“Deduction” is the word Sherlock Holmes uses to describe the detection skills he possesses. Throughout Doyle’s Sherlock Holmes stories and novels, the reader witnesses his skills in crime solving via detecting, and shares the amazement John Watson feels every time these “deduction moments” occur. However, these moments are not as incredible as they seem, and that “deduction” have been practiced by people that engage in textual practice and close reading.

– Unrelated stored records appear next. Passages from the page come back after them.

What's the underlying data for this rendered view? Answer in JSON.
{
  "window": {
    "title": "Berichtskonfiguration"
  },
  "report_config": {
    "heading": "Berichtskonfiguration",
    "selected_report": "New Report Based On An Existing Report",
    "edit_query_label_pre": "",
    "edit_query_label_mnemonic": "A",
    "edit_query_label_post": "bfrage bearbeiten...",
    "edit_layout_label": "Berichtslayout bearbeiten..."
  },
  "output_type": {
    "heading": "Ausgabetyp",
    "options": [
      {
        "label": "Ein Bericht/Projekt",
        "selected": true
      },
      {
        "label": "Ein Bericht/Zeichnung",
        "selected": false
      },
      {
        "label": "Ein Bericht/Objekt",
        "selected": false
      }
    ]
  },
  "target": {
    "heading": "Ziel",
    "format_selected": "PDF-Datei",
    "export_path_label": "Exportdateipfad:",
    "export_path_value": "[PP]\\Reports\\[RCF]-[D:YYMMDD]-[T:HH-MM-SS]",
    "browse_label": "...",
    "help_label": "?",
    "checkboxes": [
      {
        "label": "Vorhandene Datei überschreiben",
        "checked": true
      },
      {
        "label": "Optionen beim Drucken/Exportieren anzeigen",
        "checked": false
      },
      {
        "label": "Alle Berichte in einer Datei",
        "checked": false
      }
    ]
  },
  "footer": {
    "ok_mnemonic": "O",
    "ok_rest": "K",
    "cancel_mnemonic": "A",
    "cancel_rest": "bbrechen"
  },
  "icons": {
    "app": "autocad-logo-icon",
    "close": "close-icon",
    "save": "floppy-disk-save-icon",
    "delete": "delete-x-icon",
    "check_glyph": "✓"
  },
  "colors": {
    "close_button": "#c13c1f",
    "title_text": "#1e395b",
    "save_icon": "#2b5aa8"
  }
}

In order to understand the similarity between Sherlock Holmes’ deduction process and making a close reading, its steps must be examined. The word “deduction” is different than “detection”. “Detection” is the act of finding and discovering, whereas “deduction” is more about finding conclusions and looking for outcomes. This small difference helps reader understand Holmes’ insistence on using the word “deduction”, for which his own article presents and evidence by mentioning “The Sign of Deduction” –which is the name of the first chapter in The Sign of Four; in the first novel, A Study In Scarlet (Doyle 16). He doesn’t merely “detect”, he also calculates and reaches to a conclusion. Moreover, he uses the word “observing”, which is the first step in his deduction process. He observes, calculates and applies logic, then reaches to a conclusion, therefore deducting.

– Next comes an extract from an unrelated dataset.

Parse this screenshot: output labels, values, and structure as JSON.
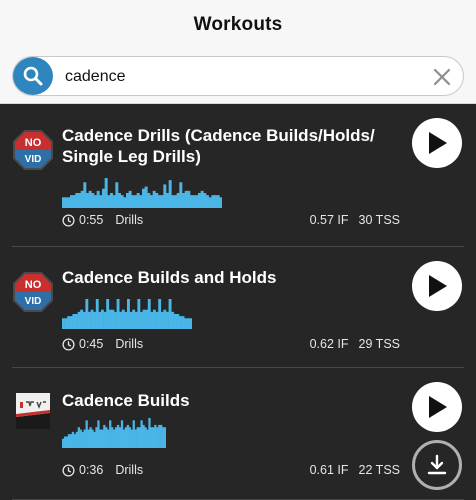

The first step of the deduction process, observing, has two sides as seen in Holmes’ and Watson’s cases. What is similar to the close reading is Holmes’s observing methods, which are more scientific and academically acceptable. As the narrator of the novel, what the reader reads is John Watson’s observations. However, his observing is more subjective than Holmes’ observing. Sherlock observes to gather information and infer new information by combining his already existing general knowledge in various fields. Moreover, he does not only observe with his eyes. There are times that he simply listens and fills in his clients’ stories with questions like “the date” and “the luggage” in Morstan case (132). Watson, on the other hand, simply looks, and feels. This particular difference is best seen in their first encounter with Mary Morstan, whom Watson has an exclusive opinion of. The first word Watson uses the describe Mary after she leaves is how “attractive” she is (135), while Sherlock Holmes doesn’t go further than stating her being a “model client” (134) to herself, which is not a very personal statement at all.
In close reading, or textual practice, the reader focuses on the elements that the text presents to him/her. S/he does not think how beautifully written or relatable the text is, which is what would happen had Watson’s observing style were adopted. S/he looks at the text, and tries to find allusions and symbols and anything and everything the text may have to offer in meaning. The text is examined like a crime scene, and the smallest of clues are taken into account. The small clues are important, since, as Holmes expresses,...